But though I am not too hopeful in this moment about justice, I am hopeful about love.”
So I don’t really have an argument to offer, and I don’t have a take that makes sense of any of this. And so I am grieving the fact that these cities that I love deserve a justice that I don’t believe is coming quickly enough.
But though I am not too hopeful in this moment about justice, I am hopeful about love. During the vigil, Daytonian Jason Harrison gave a moving speech, and I’d like to share some of it with you:
“I hope what grows in this moment is the courage for us to examine the violent illness with which this country has always suffered. No longer anomalies, these mass shootings are a reflection of who we are and who we have been. It’s not good enough for us to say ‘we’re better than this.’ Because we’ve not been. But we could be, if we had the courage to reimagine what a just, equitable, and safe society looked like.”
White supremacy in El Paso killed twenty people who lived and visited there. I am not confident that, in my lifetime, we will see an end to that white supremacy, and even if it does end, there is no remedy to the lives already lost.
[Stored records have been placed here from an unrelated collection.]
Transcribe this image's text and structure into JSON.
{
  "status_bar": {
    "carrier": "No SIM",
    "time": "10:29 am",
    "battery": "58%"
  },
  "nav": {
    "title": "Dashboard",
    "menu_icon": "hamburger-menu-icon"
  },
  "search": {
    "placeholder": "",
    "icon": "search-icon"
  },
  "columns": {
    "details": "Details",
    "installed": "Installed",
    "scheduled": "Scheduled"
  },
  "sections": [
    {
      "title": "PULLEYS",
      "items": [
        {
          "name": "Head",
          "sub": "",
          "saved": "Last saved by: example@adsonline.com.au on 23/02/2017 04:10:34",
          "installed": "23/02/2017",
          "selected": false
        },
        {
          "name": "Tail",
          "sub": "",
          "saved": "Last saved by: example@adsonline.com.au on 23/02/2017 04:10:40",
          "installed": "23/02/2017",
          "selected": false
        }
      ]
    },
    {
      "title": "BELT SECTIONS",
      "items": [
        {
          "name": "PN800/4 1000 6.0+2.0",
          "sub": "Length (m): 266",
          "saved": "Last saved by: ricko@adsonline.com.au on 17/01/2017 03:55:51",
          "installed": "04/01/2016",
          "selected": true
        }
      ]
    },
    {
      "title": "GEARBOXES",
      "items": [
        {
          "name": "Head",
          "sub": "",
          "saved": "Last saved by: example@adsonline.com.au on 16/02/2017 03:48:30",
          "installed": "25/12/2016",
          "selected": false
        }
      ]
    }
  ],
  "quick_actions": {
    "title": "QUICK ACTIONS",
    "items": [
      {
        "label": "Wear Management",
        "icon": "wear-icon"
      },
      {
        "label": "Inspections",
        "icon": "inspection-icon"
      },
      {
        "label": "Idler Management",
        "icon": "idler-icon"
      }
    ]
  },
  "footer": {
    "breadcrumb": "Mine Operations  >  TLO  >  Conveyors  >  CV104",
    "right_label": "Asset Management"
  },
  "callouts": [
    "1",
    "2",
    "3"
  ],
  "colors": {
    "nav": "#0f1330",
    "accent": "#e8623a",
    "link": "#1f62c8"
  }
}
Love demands we close the gap between the reality people are given and what they deserve. The time I have spent in Dayton and El Paso has convinced me that against impossible odds, love has and continues to triumph.”
But after spending a month talking to those who live in El Paso about the ways they experience safety and insecurity, I have seen that—in the face of systemic racism—those who live in the borderland have managed to structure their realities around love. Despite persisting racism based on isolation and dehumanization, El Paso has been the safest city of its size in America because the people who live there rely on, take care of, and trust each other.
And I’ve watched the same love triumph in Dayton. When faced with the kind of economic decline that has often been associated with the rise in nationalistic and right-wing politics in the Rust Belt, Dayton has opened up its city to immigrants. When faced with one of the largest opioid epidemics in the nation, Dayton responded with community collaboration and a human-centered approach, and between 2017 and 2018, overdoses fell by half. When nine members of a KKK-affiliated group came to Dayton to incite hate and violence, more than 500 people rallied and responded to counter their message with love and peace.
The first step to repair is sitting with the realities of our world—to acknowledge that the violence produced in this nation is not a result of a broken system, but proof that our political system is succeeding in the racism and misogyny that it was designed to perpetuate.
But after sitting with reality, the second step requires imagination. Love demands we close the gap between the reality people are given and what they deserve. The time I have spent in Dayton and El Paso has convinced me that against impossible odds, love has and continues to triumph.
I received an email this morning from an activist in El Paso who I’ve had the privilege of working with. She wrote, “In times of grief and mourning, we take solace in knowing that our lives will be forever intertwined. From El Paso to Dayton, may we muster the moral courage to RISE.”
The grief I feel is heavy, and there have been moments in the past few days where that grief has felt paralyzing. Hate has been built into our social, political, and economic structures, and that reality is difficult to grapple with. Nevertheless, we have the choice to choose love and each other. When we have the courage to sit with pain and grief and let it move us to action, we act with resilient love and choose each other. Today, I choose to hold El Paso and Dayton close and define my humanity in terms of that love.
Photos courtesy of Mary McLoughlin